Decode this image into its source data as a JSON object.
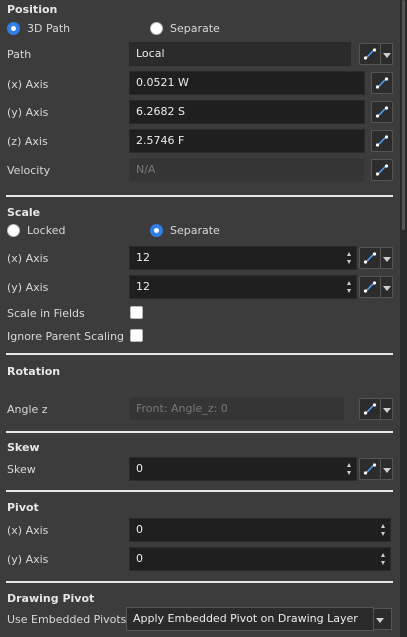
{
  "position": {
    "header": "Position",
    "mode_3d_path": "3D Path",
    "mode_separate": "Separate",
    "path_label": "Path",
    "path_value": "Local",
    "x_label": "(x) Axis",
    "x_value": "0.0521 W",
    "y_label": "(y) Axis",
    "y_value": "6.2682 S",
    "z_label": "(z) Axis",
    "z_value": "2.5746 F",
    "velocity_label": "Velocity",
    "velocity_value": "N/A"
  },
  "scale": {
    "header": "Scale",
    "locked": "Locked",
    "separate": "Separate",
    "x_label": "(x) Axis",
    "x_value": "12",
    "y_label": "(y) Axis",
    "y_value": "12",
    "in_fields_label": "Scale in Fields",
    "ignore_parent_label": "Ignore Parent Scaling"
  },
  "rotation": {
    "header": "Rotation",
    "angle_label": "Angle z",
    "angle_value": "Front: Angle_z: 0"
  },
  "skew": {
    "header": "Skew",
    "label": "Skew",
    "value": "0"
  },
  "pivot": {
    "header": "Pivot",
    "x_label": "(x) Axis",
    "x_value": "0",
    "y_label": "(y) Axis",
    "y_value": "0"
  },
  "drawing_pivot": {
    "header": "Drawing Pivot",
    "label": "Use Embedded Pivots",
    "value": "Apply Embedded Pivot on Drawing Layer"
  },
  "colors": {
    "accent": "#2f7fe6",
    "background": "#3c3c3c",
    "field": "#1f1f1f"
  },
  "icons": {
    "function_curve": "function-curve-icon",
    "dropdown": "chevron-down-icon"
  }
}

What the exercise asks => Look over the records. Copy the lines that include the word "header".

Task answer =>
    "header": "Position",
    "header": "Scale",
    "header": "Rotation",
    "header": "Skew",
    "header": "Pivot",
    "header": "Drawing Pivot",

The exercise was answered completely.